Having got them to Te Anau, the first job was to install underfloor insulation for those frigid alpine nights. Sounds easy, but getting at the floor was a little harder. The solution in the end was to use a forklift to tip them on their side, cushioned by tyres and old mattresses. From there we could fit insulation between the joists and cover the whole lot in metal sheeting – essential to protect the insulation from the kea, and the kea from the insulation.
Over at Shy Lake, a site was levelled and foundations were dug. The frozen top layer of soil proved surprisingly easy digging – much better than the mud that might have been expected in the warmer months. Unfortunately, the rocky Fiordland terrain caused no end of trouble for driving waratahs and digging deep holes for piles to anchor the steel stays. Along one side of the site we had to abandon our original plan for piles, and opt instead for bolts glued into the bedrock.
Of course, Fiordland being Fiordland, it proved a challenge to keep these holes drained to allow the mortar to set, and we watched disconsolately as our holes slowly filled up with frigid muddy water.
But after many hours of stamping on spades and swinging sledgehammers and pickaxes, we were rewarded with a welcome sight: a low thudding drone heralded the arrival of a helicopter and, hanging from a cable below, our first bivvy! Expertly piloted by Gaven, the bivvy was dropped into place, to my relief lining up nicely with the foundations we had prepared.
A few weeks later, a second bivvy followed – this one with the added bonus of some very welcome heating. A fine reward for weeks of hard work, “Celmisia Lodge” sits in the sunshine with a commanding view of the valley. This will be our main base and provide shelter from the storm for the next 5+ years of fieldwork.
This is the third in a series of posts about Tim’s work, follow the Conservation Blog to keep up to date on his progress.
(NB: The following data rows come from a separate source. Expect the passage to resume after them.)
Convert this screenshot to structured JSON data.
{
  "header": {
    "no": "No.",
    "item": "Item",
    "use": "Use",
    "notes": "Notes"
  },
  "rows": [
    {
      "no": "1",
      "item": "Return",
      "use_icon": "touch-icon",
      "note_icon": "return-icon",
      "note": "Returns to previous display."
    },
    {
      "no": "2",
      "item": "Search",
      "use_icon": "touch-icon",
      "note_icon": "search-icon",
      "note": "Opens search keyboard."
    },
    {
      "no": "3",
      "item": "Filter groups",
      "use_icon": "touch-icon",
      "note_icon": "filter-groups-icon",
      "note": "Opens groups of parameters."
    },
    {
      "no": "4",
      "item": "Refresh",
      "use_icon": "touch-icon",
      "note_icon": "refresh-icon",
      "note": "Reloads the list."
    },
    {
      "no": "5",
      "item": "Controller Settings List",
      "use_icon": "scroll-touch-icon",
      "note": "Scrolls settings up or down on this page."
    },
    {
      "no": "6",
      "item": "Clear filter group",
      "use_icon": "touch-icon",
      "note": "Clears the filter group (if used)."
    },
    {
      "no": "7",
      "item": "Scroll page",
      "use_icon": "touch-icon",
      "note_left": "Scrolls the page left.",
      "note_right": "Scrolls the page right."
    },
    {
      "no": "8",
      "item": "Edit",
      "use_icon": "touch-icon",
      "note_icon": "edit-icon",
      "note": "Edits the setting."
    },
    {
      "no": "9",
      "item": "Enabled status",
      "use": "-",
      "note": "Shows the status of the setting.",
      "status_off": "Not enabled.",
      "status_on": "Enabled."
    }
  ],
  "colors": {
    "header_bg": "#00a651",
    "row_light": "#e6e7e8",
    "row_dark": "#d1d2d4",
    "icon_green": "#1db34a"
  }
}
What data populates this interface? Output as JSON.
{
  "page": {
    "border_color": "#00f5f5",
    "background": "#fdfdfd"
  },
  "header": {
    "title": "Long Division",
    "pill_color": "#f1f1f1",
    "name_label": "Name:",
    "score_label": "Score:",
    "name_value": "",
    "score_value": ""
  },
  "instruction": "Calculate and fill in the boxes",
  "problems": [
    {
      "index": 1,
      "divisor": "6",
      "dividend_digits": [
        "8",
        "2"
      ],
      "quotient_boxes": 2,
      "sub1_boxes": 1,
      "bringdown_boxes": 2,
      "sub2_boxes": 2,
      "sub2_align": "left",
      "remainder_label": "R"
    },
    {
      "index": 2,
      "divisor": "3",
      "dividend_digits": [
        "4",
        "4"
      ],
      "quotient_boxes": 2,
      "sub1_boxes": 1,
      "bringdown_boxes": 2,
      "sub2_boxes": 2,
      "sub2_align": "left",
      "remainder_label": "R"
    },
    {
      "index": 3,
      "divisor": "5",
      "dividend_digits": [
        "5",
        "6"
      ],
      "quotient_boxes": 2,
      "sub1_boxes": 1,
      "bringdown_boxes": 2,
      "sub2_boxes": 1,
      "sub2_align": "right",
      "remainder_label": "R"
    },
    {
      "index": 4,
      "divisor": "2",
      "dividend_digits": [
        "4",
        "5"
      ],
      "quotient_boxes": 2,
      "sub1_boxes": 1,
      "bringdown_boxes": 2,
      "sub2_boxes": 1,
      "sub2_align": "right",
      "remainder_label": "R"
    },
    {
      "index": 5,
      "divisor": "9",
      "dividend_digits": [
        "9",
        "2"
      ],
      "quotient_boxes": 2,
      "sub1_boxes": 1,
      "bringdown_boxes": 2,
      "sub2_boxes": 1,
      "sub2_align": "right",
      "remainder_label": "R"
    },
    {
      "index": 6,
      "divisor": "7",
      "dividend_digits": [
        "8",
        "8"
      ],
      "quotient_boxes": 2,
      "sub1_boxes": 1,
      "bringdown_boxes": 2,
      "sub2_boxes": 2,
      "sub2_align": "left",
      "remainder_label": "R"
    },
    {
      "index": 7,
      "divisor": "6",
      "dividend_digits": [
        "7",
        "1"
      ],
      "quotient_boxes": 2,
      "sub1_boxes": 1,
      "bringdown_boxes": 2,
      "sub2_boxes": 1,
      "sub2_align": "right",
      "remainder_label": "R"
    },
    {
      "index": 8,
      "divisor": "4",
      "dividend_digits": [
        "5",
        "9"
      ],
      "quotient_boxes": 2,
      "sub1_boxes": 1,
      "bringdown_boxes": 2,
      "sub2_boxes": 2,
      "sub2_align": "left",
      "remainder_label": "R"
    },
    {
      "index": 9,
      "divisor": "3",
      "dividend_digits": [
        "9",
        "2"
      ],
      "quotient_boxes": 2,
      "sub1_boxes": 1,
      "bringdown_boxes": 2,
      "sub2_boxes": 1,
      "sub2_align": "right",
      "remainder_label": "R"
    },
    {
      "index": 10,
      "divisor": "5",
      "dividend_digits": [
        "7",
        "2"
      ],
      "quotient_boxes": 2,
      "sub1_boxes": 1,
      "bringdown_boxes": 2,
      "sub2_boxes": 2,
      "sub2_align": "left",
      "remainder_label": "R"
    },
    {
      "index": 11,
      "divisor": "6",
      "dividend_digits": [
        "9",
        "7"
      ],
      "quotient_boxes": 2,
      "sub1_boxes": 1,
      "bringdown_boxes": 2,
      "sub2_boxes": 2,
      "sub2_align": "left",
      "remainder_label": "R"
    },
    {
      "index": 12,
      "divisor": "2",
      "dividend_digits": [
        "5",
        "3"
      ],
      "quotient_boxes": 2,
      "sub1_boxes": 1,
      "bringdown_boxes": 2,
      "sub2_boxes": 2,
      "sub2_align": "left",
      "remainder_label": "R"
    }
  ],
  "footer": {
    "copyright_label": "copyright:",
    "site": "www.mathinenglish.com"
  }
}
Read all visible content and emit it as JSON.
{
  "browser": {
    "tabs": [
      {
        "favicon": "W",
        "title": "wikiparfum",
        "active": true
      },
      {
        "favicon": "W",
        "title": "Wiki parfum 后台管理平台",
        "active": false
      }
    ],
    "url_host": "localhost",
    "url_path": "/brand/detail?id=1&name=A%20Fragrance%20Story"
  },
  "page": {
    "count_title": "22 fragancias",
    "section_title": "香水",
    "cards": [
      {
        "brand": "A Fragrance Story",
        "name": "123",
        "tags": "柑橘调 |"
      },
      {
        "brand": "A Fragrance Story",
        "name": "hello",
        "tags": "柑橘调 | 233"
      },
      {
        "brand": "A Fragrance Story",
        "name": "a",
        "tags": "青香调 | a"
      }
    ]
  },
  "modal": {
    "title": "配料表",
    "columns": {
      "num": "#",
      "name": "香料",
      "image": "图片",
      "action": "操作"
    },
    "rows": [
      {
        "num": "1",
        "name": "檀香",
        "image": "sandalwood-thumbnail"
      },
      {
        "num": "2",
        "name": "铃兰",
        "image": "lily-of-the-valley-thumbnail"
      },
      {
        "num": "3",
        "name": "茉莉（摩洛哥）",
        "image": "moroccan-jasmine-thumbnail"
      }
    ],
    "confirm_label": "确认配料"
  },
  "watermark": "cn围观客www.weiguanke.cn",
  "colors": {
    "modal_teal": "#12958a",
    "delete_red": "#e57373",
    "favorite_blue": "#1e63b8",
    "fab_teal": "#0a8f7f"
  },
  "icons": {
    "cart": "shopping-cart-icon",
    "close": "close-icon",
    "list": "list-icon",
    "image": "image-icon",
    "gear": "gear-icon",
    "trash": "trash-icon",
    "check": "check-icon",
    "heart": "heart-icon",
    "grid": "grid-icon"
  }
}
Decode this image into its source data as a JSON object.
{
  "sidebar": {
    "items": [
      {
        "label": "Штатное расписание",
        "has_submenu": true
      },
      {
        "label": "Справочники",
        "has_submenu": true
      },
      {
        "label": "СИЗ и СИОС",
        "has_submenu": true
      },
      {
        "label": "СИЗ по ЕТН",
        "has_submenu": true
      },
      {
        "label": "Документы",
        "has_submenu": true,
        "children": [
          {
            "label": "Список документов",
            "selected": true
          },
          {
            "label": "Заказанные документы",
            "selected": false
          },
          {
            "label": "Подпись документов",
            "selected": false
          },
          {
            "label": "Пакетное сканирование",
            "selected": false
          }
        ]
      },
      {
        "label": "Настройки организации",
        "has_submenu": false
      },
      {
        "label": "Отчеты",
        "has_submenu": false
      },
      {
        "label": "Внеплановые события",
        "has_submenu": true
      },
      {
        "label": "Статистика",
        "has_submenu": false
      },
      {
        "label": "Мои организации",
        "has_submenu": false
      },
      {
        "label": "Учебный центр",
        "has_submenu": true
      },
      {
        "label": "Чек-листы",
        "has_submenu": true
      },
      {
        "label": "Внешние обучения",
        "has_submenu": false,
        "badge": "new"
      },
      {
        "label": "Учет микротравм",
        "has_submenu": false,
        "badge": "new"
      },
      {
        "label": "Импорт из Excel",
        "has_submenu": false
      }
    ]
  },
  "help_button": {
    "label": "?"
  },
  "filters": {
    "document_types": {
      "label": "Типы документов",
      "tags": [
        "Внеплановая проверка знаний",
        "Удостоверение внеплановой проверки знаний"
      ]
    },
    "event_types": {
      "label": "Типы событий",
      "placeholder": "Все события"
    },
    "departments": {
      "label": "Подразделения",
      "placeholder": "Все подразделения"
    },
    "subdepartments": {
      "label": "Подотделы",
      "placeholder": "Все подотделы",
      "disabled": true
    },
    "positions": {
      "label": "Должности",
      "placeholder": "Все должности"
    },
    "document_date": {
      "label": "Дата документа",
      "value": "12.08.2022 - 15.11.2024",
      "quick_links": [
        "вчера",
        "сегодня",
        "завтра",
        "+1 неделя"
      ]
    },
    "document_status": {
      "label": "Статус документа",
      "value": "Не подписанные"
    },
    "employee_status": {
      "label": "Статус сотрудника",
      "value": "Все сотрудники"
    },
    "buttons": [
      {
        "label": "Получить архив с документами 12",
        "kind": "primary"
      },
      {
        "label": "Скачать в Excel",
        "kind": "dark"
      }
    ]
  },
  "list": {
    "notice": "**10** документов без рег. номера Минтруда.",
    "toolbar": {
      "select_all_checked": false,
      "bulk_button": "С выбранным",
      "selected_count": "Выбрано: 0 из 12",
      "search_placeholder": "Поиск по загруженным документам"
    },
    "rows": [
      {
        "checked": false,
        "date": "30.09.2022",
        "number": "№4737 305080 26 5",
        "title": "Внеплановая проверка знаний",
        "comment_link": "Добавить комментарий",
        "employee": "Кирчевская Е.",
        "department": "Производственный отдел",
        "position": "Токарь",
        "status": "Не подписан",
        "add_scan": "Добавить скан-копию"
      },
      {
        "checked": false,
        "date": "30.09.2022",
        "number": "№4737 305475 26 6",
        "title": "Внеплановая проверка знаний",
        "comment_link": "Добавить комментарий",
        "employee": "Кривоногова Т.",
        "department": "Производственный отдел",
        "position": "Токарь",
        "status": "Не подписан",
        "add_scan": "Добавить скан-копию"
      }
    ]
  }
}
Thanks for the wonderful work. Look forward to hearing how you get on finding the chicks.
What a great read. Must have been hell as it got colder. Just curious what happens to the bivvys do they get to remain there for public use or are they to be removed?
Hi Greg, the project will run for 5+ years and then the bivvies will be removed to go to somewhere else. They wouldn’t be much use to the public anyway as the area can only be practically reached by helicopter.
I know DOC can often get a hard time but we think you all do an amazing job. Thanks everyone.